SUPPLIED RECORDS Block Start

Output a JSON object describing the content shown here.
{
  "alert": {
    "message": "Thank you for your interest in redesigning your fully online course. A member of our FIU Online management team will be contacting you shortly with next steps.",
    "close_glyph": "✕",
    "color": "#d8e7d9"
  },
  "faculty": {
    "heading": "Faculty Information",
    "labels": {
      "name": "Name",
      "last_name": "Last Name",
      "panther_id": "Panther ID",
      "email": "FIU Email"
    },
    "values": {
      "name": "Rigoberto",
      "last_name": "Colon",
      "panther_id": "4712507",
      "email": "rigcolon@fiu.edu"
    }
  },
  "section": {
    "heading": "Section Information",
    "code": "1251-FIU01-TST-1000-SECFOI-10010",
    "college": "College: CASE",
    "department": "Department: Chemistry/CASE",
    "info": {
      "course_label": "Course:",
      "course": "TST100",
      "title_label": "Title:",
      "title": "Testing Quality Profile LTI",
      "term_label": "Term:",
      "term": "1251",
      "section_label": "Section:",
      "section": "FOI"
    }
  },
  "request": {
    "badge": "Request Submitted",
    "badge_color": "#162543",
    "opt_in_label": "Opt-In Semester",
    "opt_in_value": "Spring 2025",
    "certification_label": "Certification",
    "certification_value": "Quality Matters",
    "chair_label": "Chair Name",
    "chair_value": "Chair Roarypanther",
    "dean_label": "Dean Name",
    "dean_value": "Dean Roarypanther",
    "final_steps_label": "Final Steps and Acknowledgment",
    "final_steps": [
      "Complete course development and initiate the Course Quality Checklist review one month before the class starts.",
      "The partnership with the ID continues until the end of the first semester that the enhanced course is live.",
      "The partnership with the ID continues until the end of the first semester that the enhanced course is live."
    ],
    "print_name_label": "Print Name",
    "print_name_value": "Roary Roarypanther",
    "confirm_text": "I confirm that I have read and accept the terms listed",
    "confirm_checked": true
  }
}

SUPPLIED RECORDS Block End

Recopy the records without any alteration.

• REPLY:
Output a JSON object describing the content shown here.
{
  "alert": {
    "message": "Thank you for your interest in redesigning your fully online course. A member of our FIU Online management team will be contacting you shortly with next steps.",
    "close_glyph": "✕",
    "color": "#d8e7d9"
  },
  "faculty": {
    "heading": "Faculty Information",
    "labels": {
      "name": "Name",
      "last_name": "Last Name",
      "panther_id": "Panther ID",
      "email": "FIU Email"
    },
    "values": {
      "name": "Rigoberto",
      "last_name": "Colon",
      "panther_id": "4712507",
      "email": "rigcolon@fiu.edu"
    }
  },
  "section": {
    "heading": "Section Information",
    "code": "1251-FIU01-TST-1000-SECFOI-10010",
    "college": "College: CASE",
    "department": "Department: Chemistry/CASE",
    "info": {
      "course_label": "Course:",
      "course": "TST100",
      "title_label": "Title:",
      "title": "Testing Quality Profile LTI",
      "term_label": "Term:",
      "term": "1251",
      "section_label": "Section:",
      "section": "FOI"
    }
  },
  "request": {
    "badge": "Request Submitted",
    "badge_color": "#162543",
    "opt_in_label": "Opt-In Semester",
    "opt_in_value": "Spring 2025",
    "certification_label": "Certification",
    "certification_value": "Quality Matters",
    "chair_label": "Chair Name",
    "chair_value": "Chair Roarypanther",
    "dean_label": "Dean Name",
    "dean_value": "Dean Roarypanther",
    "final_steps_label": "Final Steps and Acknowledgment",
    "final_steps": [
      "Complete course development and initiate the Course Quality Checklist review one month before the class starts.",
      "The partnership with the ID continues until the end of the first semester that the enhanced course is live.",
      "The partnership with the ID continues until the end of the first semester that the enhanced course is live."
    ],
    "print_name_label": "Print Name",
    "print_name_value": "Roary Roarypanther",
    "confirm_text": "I confirm that I have read and accept the terms listed",
    "confirm_checked": true
  }
}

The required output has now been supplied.